Society has been widely blamed for the increase in underage vaping, but a recent survey shows a drop in vaping rates among teens in the United States.
Juul, the e-cigarette maker, has asked a US federal court to block a government order to stop selling its products in the country.
On Friday, the company asked the court to stay what it calls an “extraordinary and unlawful action” by the Food and Drug Administration (FDA) that would force it to cease operations immediately.
The company has filed an emergency petition with the United States Court of Appeals in Washington as it prepares to appeal the FDA decision.
The FDA said Thursday that Juul must stop selling its tobacco- and menthol-flavored vaping device and cartridges.
The development comes amid a massive push by the agency to bring scientific scrutiny to the multibillion-dollar vaping industry after years of regulatory delays.
To stay on the market, companies must demonstrate that their e-cigarettes benefit public health. In practice, this means proving that adult smokers who use them are likely to quit or reduce their smoking, while teenagers are unlikely to become addicted.
The FDA said Juul’s application left regulators with important questions and did not include enough information to assess potential health risks.
Juul said it submitted enough information and data to resolve all issues raised. The company said the FDA denied its request to suspend its order to avoid a massive disruption to its business.
While Juul remains a top seller, its share of the US e-cigarette market has dropped to around half. The company was widely blamed for an increase in underage vaping a few years ago, but a recent federal investigation showed a drop in teen vaping rates and a shift away from Juul’s products.
The devices heat a nicotine solution into a vapor that is inhaled, bypassing many toxic chemicals produced by burning tobacco.
The company said in its Friday court filing that it submitted a 125,000-page request to the FDA nearly two years ago. He said the app included several studies to assess the health risks for Juul users.
Juul said the FDA cannot say there was a “critical and urgent public interest” in immediately removing its products from the market when the agency cleared them for sale during its review.
He also said the FDA’s decision to block sales of his products was “extraordinary and illegal,” citing, among other things, the agency approving similar e-cigarette products made by competing manufacturers.
Juul added that the ban was a departure from normal agency practices, which typically involve allowing a transition period, and questioned “the immense political pressure exerted by Congress.”
In 2019, Juul was forced to halt all advertising and phase out its fruit and dessert flavors after they became popular among middle and high school students. The following year, the FDA limited the flavors of small vaping devices to tobacco and menthol.
The once-hot vape company has also been working with its legal advisers on options that include a possible bankruptcy filing if it is unable to obtain relief from the government ban, the Wall Street reported on Friday. Newspaper, citing people familiar with the matter.

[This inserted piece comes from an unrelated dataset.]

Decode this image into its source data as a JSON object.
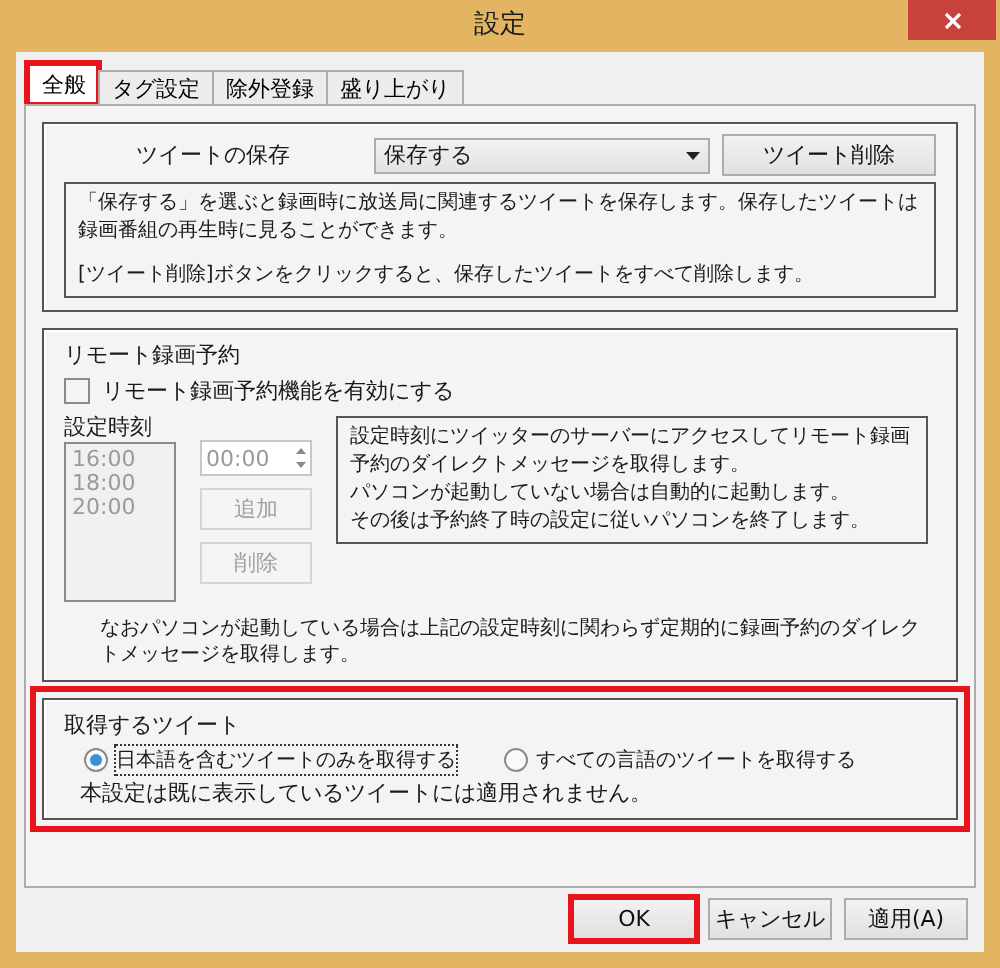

The FDA declined to comment on Juul’s filing when contacted by Reuters news agency.
Juul also declined to comment on the WSJ report.